(MATERIAL TO PROCESS Opens)

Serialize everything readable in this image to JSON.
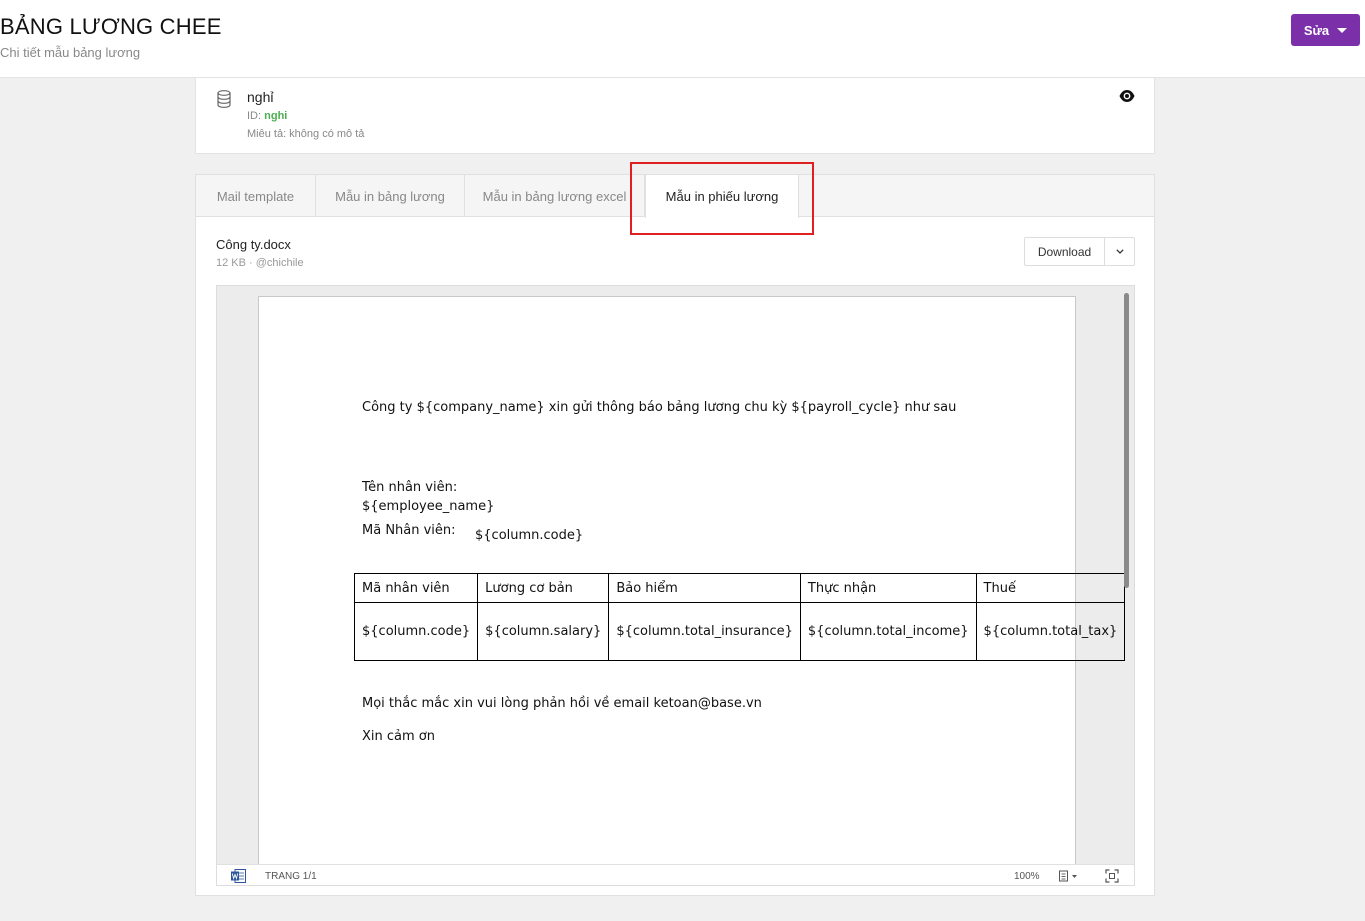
{
  "header": {
    "title": "BẢNG LƯƠNG CHEE",
    "subtitle": "Chi tiết mẫu bảng lương",
    "edit_label": "Sửa"
  },
  "info": {
    "icon": "database-icon",
    "name": "nghỉ",
    "id_label": "ID:",
    "id_value": "nghi",
    "description": "Miêu tả: không có mô tả"
  },
  "tabs": [
    {
      "label": "Mail template",
      "active": false
    },
    {
      "label": "Mẫu in bảng lương",
      "active": false
    },
    {
      "label": "Mẫu in bảng lương excel",
      "active": false
    },
    {
      "label": "Mẫu in phiếu lương",
      "active": true
    }
  ],
  "file": {
    "name": "Công ty.docx",
    "meta": "12 KB · @chichile",
    "download_label": "Download"
  },
  "document": {
    "intro": "Công ty ${company_name} xin gửi thông báo bảng lương chu kỳ ${payroll_cycle}  như sau",
    "employee_name_label": "Tên nhân viên:",
    "employee_name_value": "${employee_name}",
    "employee_code_label": "Mã Nhân viên:",
    "employee_code_value": "${column.code}",
    "table": {
      "headers": [
        "Mã nhân viên",
        "Lương cơ bản",
        "Bảo hiểm",
        "Thực nhận",
        "Thuế"
      ],
      "row": [
        "${column.code}",
        "${column.salary}",
        "${column.total_insurance}",
        "${column.total_income}",
        "${column.total_tax}"
      ]
    },
    "contact_line": "Mọi thắc mắc xin vui lòng phản hồi về email ketoan@base.vn",
    "closing": "Xin cảm ơn"
  },
  "viewer": {
    "page_indicator": "TRANG 1/1",
    "zoom": "100%"
  },
  "colors": {
    "accent": "#7b2fa8",
    "id_green": "#4caf50",
    "highlight_red": "#e02020"
  }
}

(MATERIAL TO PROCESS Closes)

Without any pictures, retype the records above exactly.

EXPECTED ANSWER
Serialize everything readable in this image to JSON.
{
  "header": {
    "title": "BẢNG LƯƠNG CHEE",
    "subtitle": "Chi tiết mẫu bảng lương",
    "edit_label": "Sửa"
  },
  "info": {
    "icon": "database-icon",
    "name": "nghỉ",
    "id_label": "ID:",
    "id_value": "nghi",
    "description": "Miêu tả: không có mô tả"
  },
  "tabs": [
    {
      "label": "Mail template",
      "active": false
    },
    {
      "label": "Mẫu in bảng lương",
      "active": false
    },
    {
      "label": "Mẫu in bảng lương excel",
      "active": false
    },
    {
      "label": "Mẫu in phiếu lương",
      "active": true
    }
  ],
  "file": {
    "name": "Công ty.docx",
    "meta": "12 KB · @chichile",
    "download_label": "Download"
  },
  "document": {
    "intro": "Công ty ${company_name} xin gửi thông báo bảng lương chu kỳ ${payroll_cycle}  như sau",
    "employee_name_label": "Tên nhân viên:",
    "employee_name_value": "${employee_name}",
    "employee_code_label": "Mã Nhân viên:",
    "employee_code_value": "${column.code}",
    "table": {
      "headers": [
        "Mã nhân viên",
        "Lương cơ bản",
        "Bảo hiểm",
        "Thực nhận",
        "Thuế"
      ],
      "row": [
        "${column.code}",
        "${column.salary}",
        "${column.total_insurance}",
        "${column.total_income}",
        "${column.total_tax}"
      ]
    },
    "contact_line": "Mọi thắc mắc xin vui lòng phản hồi về email ketoan@base.vn",
    "closing": "Xin cảm ơn"
  },
  "viewer": {
    "page_indicator": "TRANG 1/1",
    "zoom": "100%"
  },
  "colors": {
    "accent": "#7b2fa8",
    "id_green": "#4caf50",
    "highlight_red": "#e02020"
  }
}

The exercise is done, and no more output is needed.